Line by line, copy out the data below exactly.
::: Data provided
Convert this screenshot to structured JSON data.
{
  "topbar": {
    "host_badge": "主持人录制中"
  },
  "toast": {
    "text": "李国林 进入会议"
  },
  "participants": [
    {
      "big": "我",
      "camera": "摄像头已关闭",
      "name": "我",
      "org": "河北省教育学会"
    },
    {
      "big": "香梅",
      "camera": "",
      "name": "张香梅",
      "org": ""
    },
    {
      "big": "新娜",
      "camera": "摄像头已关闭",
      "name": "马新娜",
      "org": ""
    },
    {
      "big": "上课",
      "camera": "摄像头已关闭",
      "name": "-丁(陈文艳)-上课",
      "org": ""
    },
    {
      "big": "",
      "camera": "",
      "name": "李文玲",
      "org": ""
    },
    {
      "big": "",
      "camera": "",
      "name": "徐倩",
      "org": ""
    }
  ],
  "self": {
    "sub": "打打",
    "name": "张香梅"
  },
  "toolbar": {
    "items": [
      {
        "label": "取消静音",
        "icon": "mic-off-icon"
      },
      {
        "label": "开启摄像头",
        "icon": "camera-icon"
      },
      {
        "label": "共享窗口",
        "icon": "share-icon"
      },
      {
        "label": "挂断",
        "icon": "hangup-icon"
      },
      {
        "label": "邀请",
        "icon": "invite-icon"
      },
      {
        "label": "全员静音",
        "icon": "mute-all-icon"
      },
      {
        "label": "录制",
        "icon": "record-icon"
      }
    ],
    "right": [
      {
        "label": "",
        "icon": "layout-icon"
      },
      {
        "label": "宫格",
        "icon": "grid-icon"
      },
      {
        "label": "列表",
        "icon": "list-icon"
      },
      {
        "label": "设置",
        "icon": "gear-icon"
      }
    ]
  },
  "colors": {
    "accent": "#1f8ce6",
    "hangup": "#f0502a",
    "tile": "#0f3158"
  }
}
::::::
Response to this exercise:
Convert this screenshot to structured JSON data.
{
  "topbar": {
    "host_badge": "主持人录制中"
  },
  "toast": {
    "text": "李国林 进入会议"
  },
  "participants": [
    {
      "big": "我",
      "camera": "摄像头已关闭",
      "name": "我",
      "org": "河北省教育学会"
    },
    {
      "big": "香梅",
      "camera": "",
      "name": "张香梅",
      "org": ""
    },
    {
      "big": "新娜",
      "camera": "摄像头已关闭",
      "name": "马新娜",
      "org": ""
    },
    {
      "big": "上课",
      "camera": "摄像头已关闭",
      "name": "-丁(陈文艳)-上课",
      "org": ""
    },
    {
      "big": "",
      "camera": "",
      "name": "李文玲",
      "org": ""
    },
    {
      "big": "",
      "camera": "",
      "name": "徐倩",
      "org": ""
    }
  ],
  "self": {
    "sub": "打打",
    "name": "张香梅"
  },
  "toolbar": {
    "items": [
      {
        "label": "取消静音",
        "icon": "mic-off-icon"
      },
      {
        "label": "开启摄像头",
        "icon": "camera-icon"
      },
      {
        "label": "共享窗口",
        "icon": "share-icon"
      },
      {
        "label": "挂断",
        "icon": "hangup-icon"
      },
      {
        "label": "邀请",
        "icon": "invite-icon"
      },
      {
        "label": "全员静音",
        "icon": "mute-all-icon"
      },
      {
        "label": "录制",
        "icon": "record-icon"
      }
    ],
    "right": [
      {
        "label": "",
        "icon": "layout-icon"
      },
      {
        "label": "宫格",
        "icon": "grid-icon"
      },
      {
        "label": "列表",
        "icon": "list-icon"
      },
      {
        "label": "设置",
        "icon": "gear-icon"
      }
    ]
  },
  "colors": {
    "accent": "#1f8ce6",
    "hangup": "#f0502a",
    "tile": "#0f3158"
  }
}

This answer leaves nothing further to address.